(Beginning of Data records)

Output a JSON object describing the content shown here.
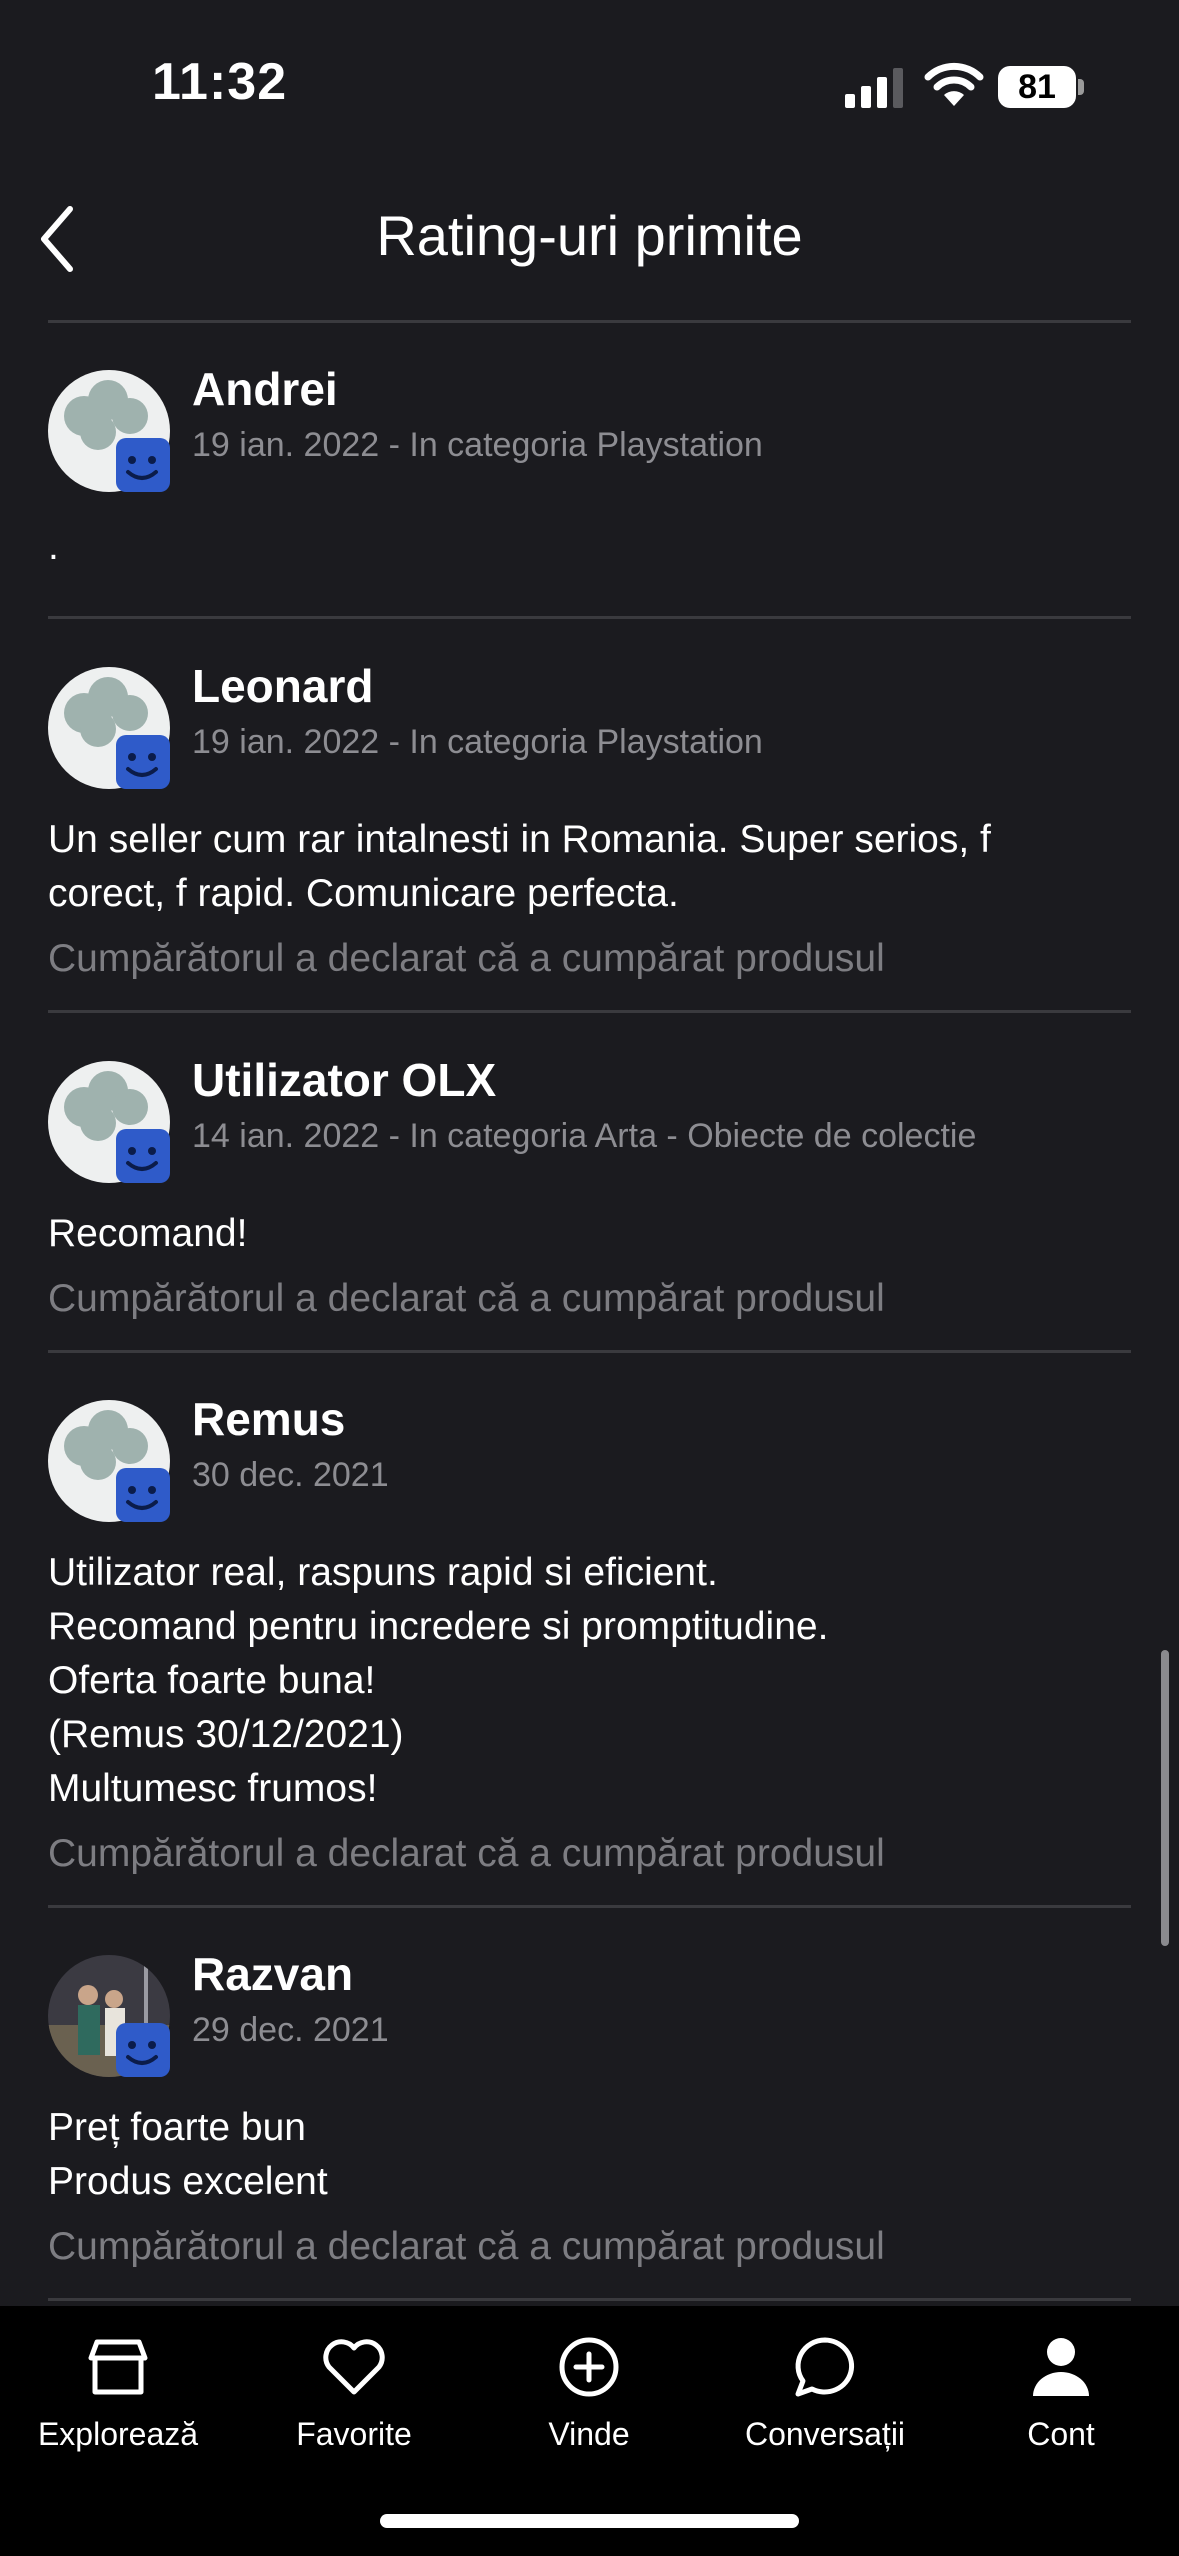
{
  "status_bar": {
    "time": "11:32",
    "battery": "81"
  },
  "header": {
    "title": "Rating-uri primite"
  },
  "reviews": [
    {
      "name": "Andrei",
      "meta": "19 ian. 2022 - In categoria Playstation",
      "text": ".",
      "note": ""
    },
    {
      "name": "Leonard",
      "meta": "19 ian. 2022 - In categoria Playstation",
      "text": "Un seller cum rar intalnesti in Romania. Super serios, f\ncorect, f rapid. Comunicare perfecta.",
      "note": "Cumpărătorul a declarat că a cumpărat produsul"
    },
    {
      "name": "Utilizator OLX",
      "meta": "14 ian. 2022 - In categoria Arta - Obiecte de colectie",
      "text": "Recomand!",
      "note": "Cumpărătorul a declarat că a cumpărat produsul"
    },
    {
      "name": "Remus",
      "meta": "30 dec. 2021",
      "text": "Utilizator real, raspuns rapid si eficient.\nRecomand pentru incredere si promptitudine.\nOferta foarte buna!\n(Remus 30/12/2021)\nMultumesc frumos!",
      "note": "Cumpărătorul a declarat că a cumpărat produsul"
    },
    {
      "name": "Razvan",
      "meta": "29 dec. 2021",
      "text": "Preț foarte bun\nProdus excelent",
      "note": "Cumpărătorul a declarat că a cumpărat produsul"
    }
  ],
  "nav": {
    "items": [
      {
        "label": "Explorează",
        "icon": "store-icon"
      },
      {
        "label": "Favorite",
        "icon": "heart-icon"
      },
      {
        "label": "Vinde",
        "icon": "plus-circle-icon"
      },
      {
        "label": "Conversații",
        "icon": "chat-icon"
      },
      {
        "label": "Cont",
        "icon": "user-icon"
      }
    ]
  },
  "colors": {
    "background": "#1b1b1f",
    "badge": "#2f5bc9",
    "muted_text": "#8d8d92",
    "divider": "#3a3a3e"
  }
}
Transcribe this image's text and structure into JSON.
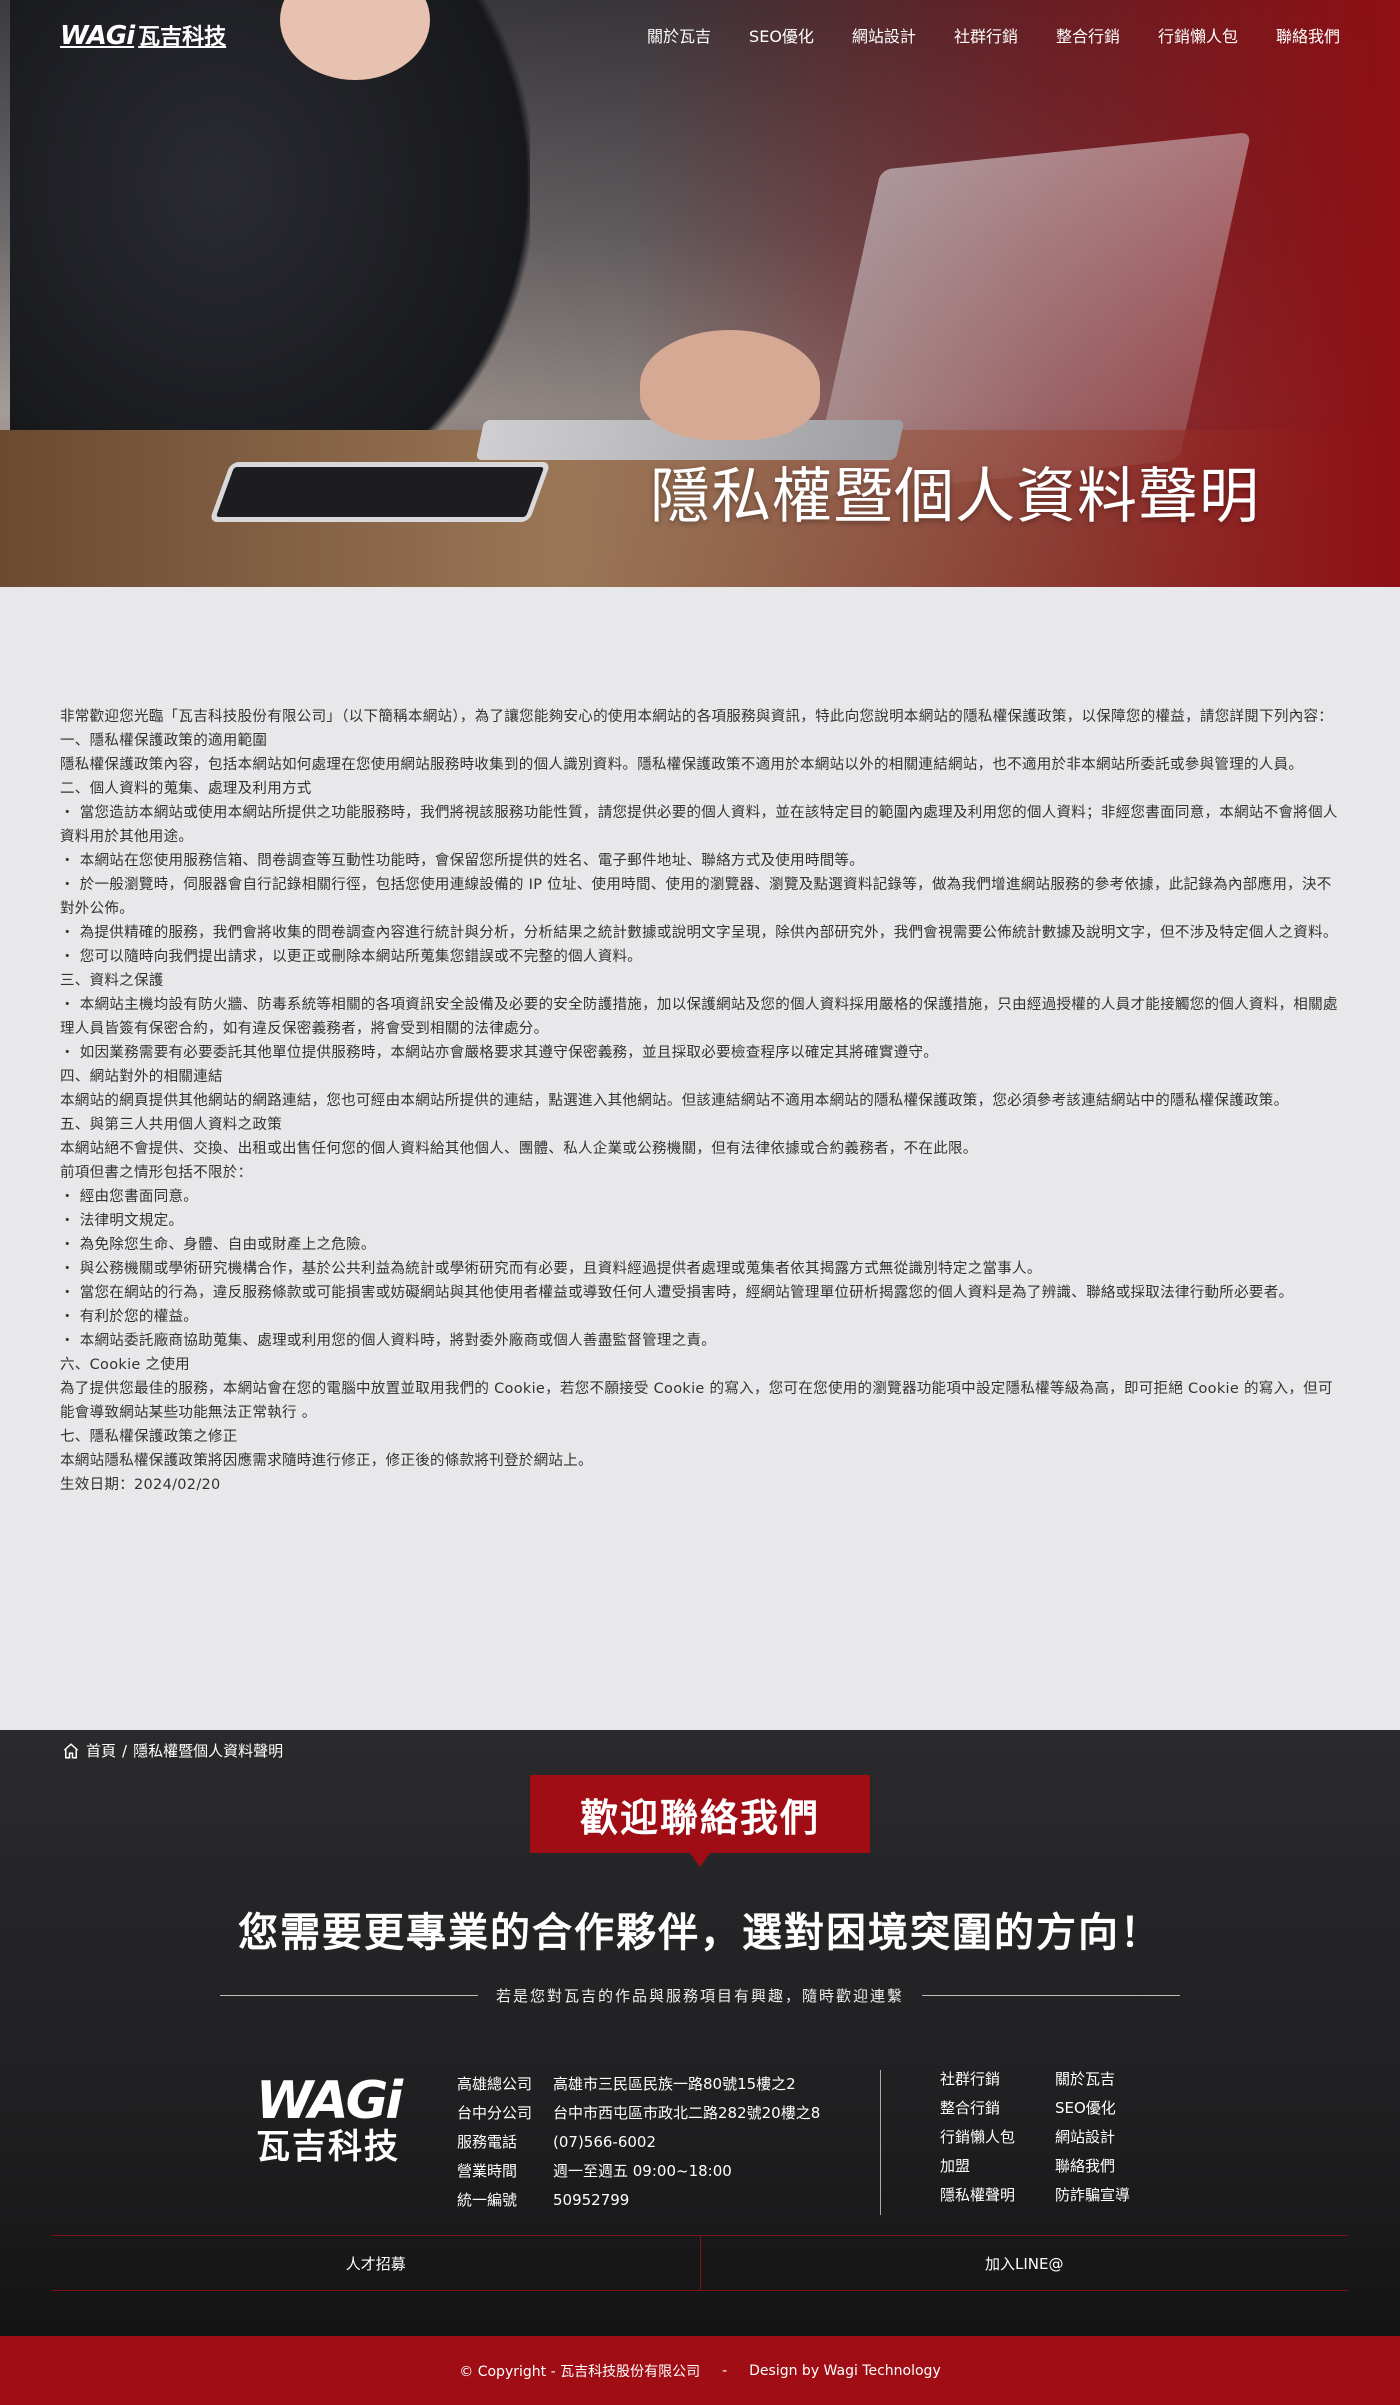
{
  "header": {
    "logo_latin": "WAGi",
    "logo_cjk": "瓦吉科技",
    "nav": [
      "關於瓦吉",
      "SEO優化",
      "網站設計",
      "社群行銷",
      "整合行銷",
      "行銷懶人包",
      "聯絡我們"
    ]
  },
  "hero": {
    "title": "隱私權暨個人資料聲明"
  },
  "policy": {
    "paragraphs": [
      "非常歡迎您光臨「瓦吉科技股份有限公司」（以下簡稱本網站），為了讓您能夠安心的使用本網站的各項服務與資訊，特此向您說明本網站的隱私權保護政策，以保障您的權益，請您詳閱下列內容：",
      "一、隱私權保護政策的適用範圍",
      "隱私權保護政策內容，包括本網站如何處理在您使用網站服務時收集到的個人識別資料。隱私權保護政策不適用於本網站以外的相關連結網站，也不適用於非本網站所委託或參與管理的人員。",
      "二、個人資料的蒐集、處理及利用方式",
      "・ 當您造訪本網站或使用本網站所提供之功能服務時，我們將視該服務功能性質，請您提供必要的個人資料，並在該特定目的範圍內處理及利用您的個人資料；非經您書面同意，本網站不會將個人資料用於其他用途。",
      "・ 本網站在您使用服務信箱、問卷調查等互動性功能時，會保留您所提供的姓名、電子郵件地址、聯絡方式及使用時間等。",
      "・ 於一般瀏覽時，伺服器會自行記錄相關行徑，包括您使用連線設備的 IP 位址、使用時間、使用的瀏覽器、瀏覽及點選資料記錄等，做為我們增進網站服務的參考依據，此記錄為內部應用，決不對外公佈。",
      "・ 為提供精確的服務，我們會將收集的問卷調查內容進行統計與分析，分析結果之統計數據或說明文字呈現，除供內部研究外，我們會視需要公佈統計數據及說明文字，但不涉及特定個人之資料。",
      "・ 您可以隨時向我們提出請求，以更正或刪除本網站所蒐集您錯誤或不完整的個人資料。",
      "三、資料之保護",
      "・ 本網站主機均設有防火牆、防毒系統等相關的各項資訊安全設備及必要的安全防護措施，加以保護網站及您的個人資料採用嚴格的保護措施，只由經過授權的人員才能接觸您的個人資料，相關處理人員皆簽有保密合約，如有違反保密義務者，將會受到相關的法律處分。",
      "・ 如因業務需要有必要委託其他單位提供服務時，本網站亦會嚴格要求其遵守保密義務，並且採取必要檢查程序以確定其將確實遵守。",
      "四、網站對外的相關連結",
      "本網站的網頁提供其他網站的網路連結，您也可經由本網站所提供的連結，點選進入其他網站。但該連結網站不適用本網站的隱私權保護政策，您必須參考該連結網站中的隱私權保護政策。",
      "五、與第三人共用個人資料之政策",
      "本網站絕不會提供、交換、出租或出售任何您的個人資料給其他個人、團體、私人企業或公務機關，但有法律依據或合約義務者，不在此限。",
      "前項但書之情形包括不限於：",
      "・ 經由您書面同意。",
      "・ 法律明文規定。",
      "・ 為免除您生命、身體、自由或財產上之危險。",
      "・ 與公務機關或學術研究機構合作，基於公共利益為統計或學術研究而有必要，且資料經過提供者處理或蒐集者依其揭露方式無從識別特定之當事人。",
      "・ 當您在網站的行為，違反服務條款或可能損害或妨礙網站與其他使用者權益或導致任何人遭受損害時，經網站管理單位研析揭露您的個人資料是為了辨識、聯絡或採取法律行動所必要者。",
      "・ 有利於您的權益。",
      "・ 本網站委託廠商協助蒐集、處理或利用您的個人資料時，將對委外廠商或個人善盡監督管理之責。",
      "六、Cookie 之使用",
      "為了提供您最佳的服務，本網站會在您的電腦中放置並取用我們的 Cookie，若您不願接受 Cookie 的寫入，您可在您使用的瀏覽器功能項中設定隱私權等級為高，即可拒絕 Cookie 的寫入，但可能會導致網站某些功能無法正常執行 。",
      "七、隱私權保護政策之修正",
      "本網站隱私權保護政策將因應需求隨時進行修正，修正後的條款將刊登於網站上。",
      "生效日期：2024/02/20"
    ]
  },
  "breadcrumb": {
    "home": "首頁",
    "separator": "/",
    "current": "隱私權暨個人資料聲明"
  },
  "contact": {
    "badge": "歡迎聯絡我們",
    "headline": "您需要更專業的合作夥伴，選對困境突圍的方向！",
    "subline": "若是您對瓦吉的作品與服務項目有興趣，隨時歡迎連繫"
  },
  "footer": {
    "logo_latin": "WAGi",
    "logo_cjk": "瓦吉科技",
    "info": [
      {
        "k": "高雄總公司",
        "v": "高雄市三民區民族一路80號15樓之2"
      },
      {
        "k": "台中分公司",
        "v": "台中市西屯區市政北二路282號20樓之8"
      },
      {
        "k": "服務電話",
        "v": "(07)566-6002"
      },
      {
        "k": "營業時間",
        "v": "週一至週五 09:00~18:00"
      },
      {
        "k": "統一編號",
        "v": "50952799"
      }
    ],
    "links": [
      "社群行銷",
      "關於瓦吉",
      "整合行銷",
      "SEO優化",
      "行銷懶人包",
      "網站設計",
      "加盟",
      "聯絡我們",
      "隱私權聲明",
      "防詐騙宣導"
    ],
    "bar": [
      "人才招募",
      "加入LINE@"
    ],
    "copyright": "© Copyright - 瓦吉科技股份有限公司",
    "copyright_sep": "-",
    "design": "Design by Wagi Technology"
  },
  "colors": {
    "brand_red": "#a00d14",
    "dark_bg": "#202022",
    "content_bg": "#e8e8ea"
  }
}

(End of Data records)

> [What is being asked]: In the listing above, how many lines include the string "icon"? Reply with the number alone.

> [Answer box]: 5